◆ How to complete this task
Lines below containing the word "Guidance" should be copied out.

━━━━━━

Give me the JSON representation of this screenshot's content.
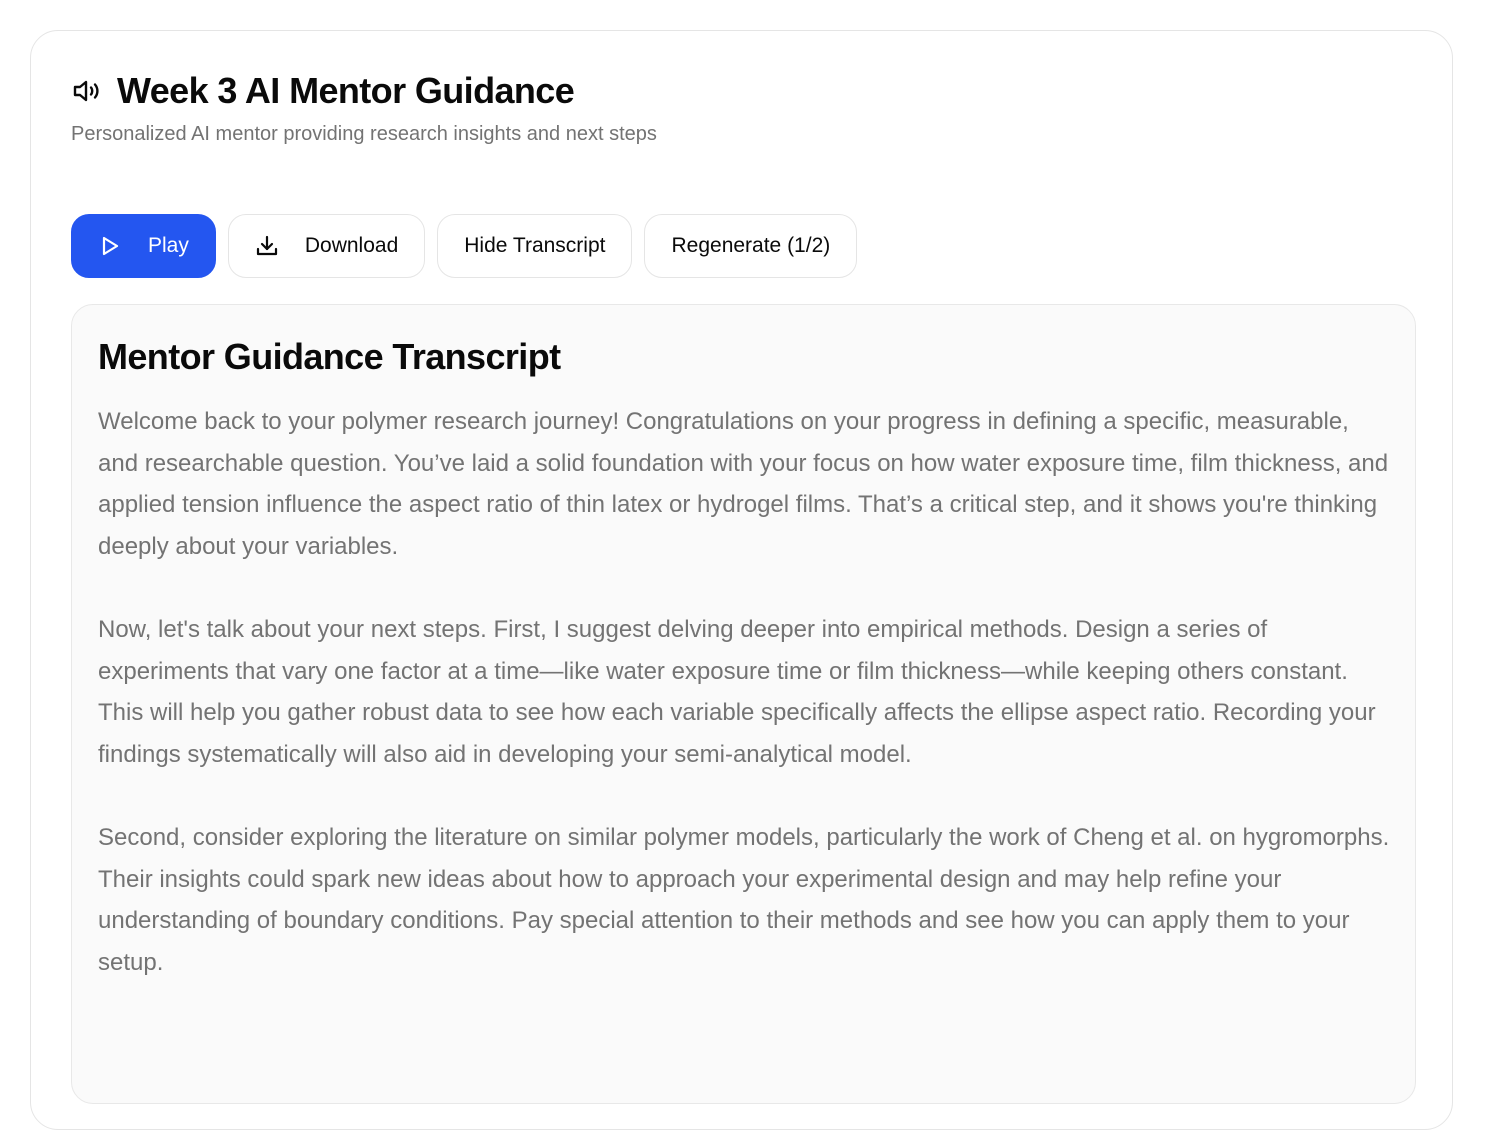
{
  "header": {
    "title": "Week 3 AI Mentor Guidance",
    "subtitle": "Personalized AI mentor providing research insights and next steps",
    "icon": "speaker-icon"
  },
  "actions": {
    "play_label": "Play",
    "download_label": "Download",
    "hide_transcript_label": "Hide Transcript",
    "regenerate_label": "Regenerate (1/2)"
  },
  "transcript": {
    "title": "Mentor Guidance Transcript",
    "paragraphs": [
      "Welcome back to your polymer research journey! Congratulations on your progress in defining a specific, measurable, and researchable question. You’ve laid a solid foundation with your focus on how water exposure time, film thickness, and applied tension influence the aspect ratio of thin latex or hydrogel films. That’s a critical step, and it shows you're thinking deeply about your variables.",
      "Now, let's talk about your next steps. First, I suggest delving deeper into empirical methods. Design a series of experiments that vary one factor at a time—like water exposure time or film thickness—while keeping others constant. This will help you gather robust data to see how each variable specifically affects the ellipse aspect ratio. Recording your findings systematically will also aid in developing your semi-analytical model.",
      "Second, consider exploring the literature on similar polymer models, particularly the work of Cheng et al. on hygromorphs. Their insights could spark new ideas about how to approach your experimental design and may help refine your understanding of boundary conditions. Pay special attention to their methods and see how you can apply them to your setup."
    ]
  },
  "colors": {
    "primary": "#2456f0",
    "muted_text": "#737373",
    "border": "#e5e5e5",
    "panel_bg": "#fafafa"
  }
}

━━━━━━

◆ Exercise result
    "title": "Week 3 AI Mentor Guidance",
    "title": "Mentor Guidance Transcript",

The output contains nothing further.